● WHAT YOU HAVE TO DO
Copy each line below exactly and leave the pictures out.

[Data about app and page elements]

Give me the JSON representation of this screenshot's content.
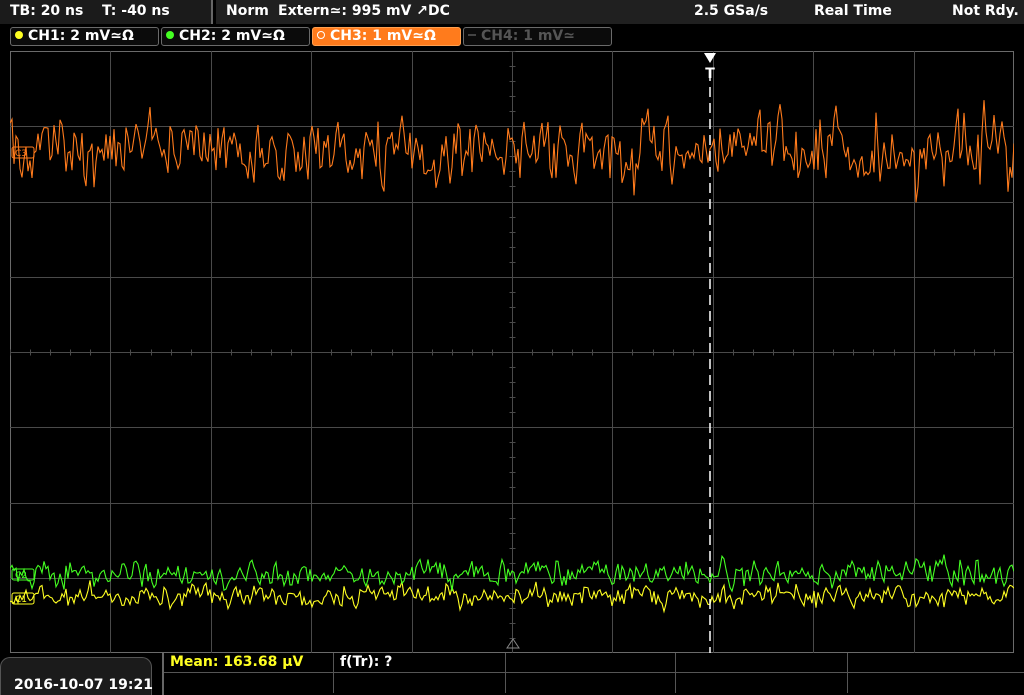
{
  "status": {
    "timebase": "TB: 20 ns",
    "trigger_time": "T: -40 ns",
    "mode": "Norm",
    "trigger_source": "Extern≃: 995 mV ↗DC",
    "sample_rate": "2.5 GSa/s",
    "acquisition": "Real Time",
    "run_state": "Not Rdy."
  },
  "channels": [
    {
      "label": "CH1: 2 mV≃Ω",
      "color": "#ffff22",
      "active": false,
      "enabled": true
    },
    {
      "label": "CH2: 2 mV≃Ω",
      "color": "#44ff22",
      "active": false,
      "enabled": true
    },
    {
      "label": "CH3: 1 mV≃Ω",
      "color": "#ff7b1c",
      "active": true,
      "enabled": true
    },
    {
      "label": "CH4: 1 mV≃",
      "color": "#555555",
      "active": false,
      "enabled": false
    }
  ],
  "markers": {
    "trigger_marker": "T",
    "ch3_label": "C3",
    "ch2_label": "C2",
    "ch1_label": "C1"
  },
  "measurements": {
    "mean": "Mean: 163.68 µV",
    "freq": "f(Tr): ?"
  },
  "datetime": "2016-10-07 19:21",
  "colors": {
    "grid": "#4a4a4a",
    "ch1": "#ffff22",
    "ch2": "#44ff22",
    "ch3": "#ff7b1c"
  }
}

● ANSWER TO THIS PROBLEM
Give me the JSON representation of this screenshot's content.
{
  "status": {
    "timebase": "TB: 20 ns",
    "trigger_time": "T: -40 ns",
    "mode": "Norm",
    "trigger_source": "Extern≃: 995 mV ↗DC",
    "sample_rate": "2.5 GSa/s",
    "acquisition": "Real Time",
    "run_state": "Not Rdy."
  },
  "channels": [
    {
      "label": "CH1: 2 mV≃Ω",
      "color": "#ffff22",
      "active": false,
      "enabled": true
    },
    {
      "label": "CH2: 2 mV≃Ω",
      "color": "#44ff22",
      "active": false,
      "enabled": true
    },
    {
      "label": "CH3: 1 mV≃Ω",
      "color": "#ff7b1c",
      "active": true,
      "enabled": true
    },
    {
      "label": "CH4: 1 mV≃",
      "color": "#555555",
      "active": false,
      "enabled": false
    }
  ],
  "markers": {
    "trigger_marker": "T",
    "ch3_label": "C3",
    "ch2_label": "C2",
    "ch1_label": "C1"
  },
  "measurements": {
    "mean": "Mean: 163.68 µV",
    "freq": "f(Tr): ?"
  },
  "datetime": "2016-10-07 19:21",
  "colors": {
    "grid": "#4a4a4a",
    "ch1": "#ffff22",
    "ch2": "#44ff22",
    "ch3": "#ff7b1c"
  }
}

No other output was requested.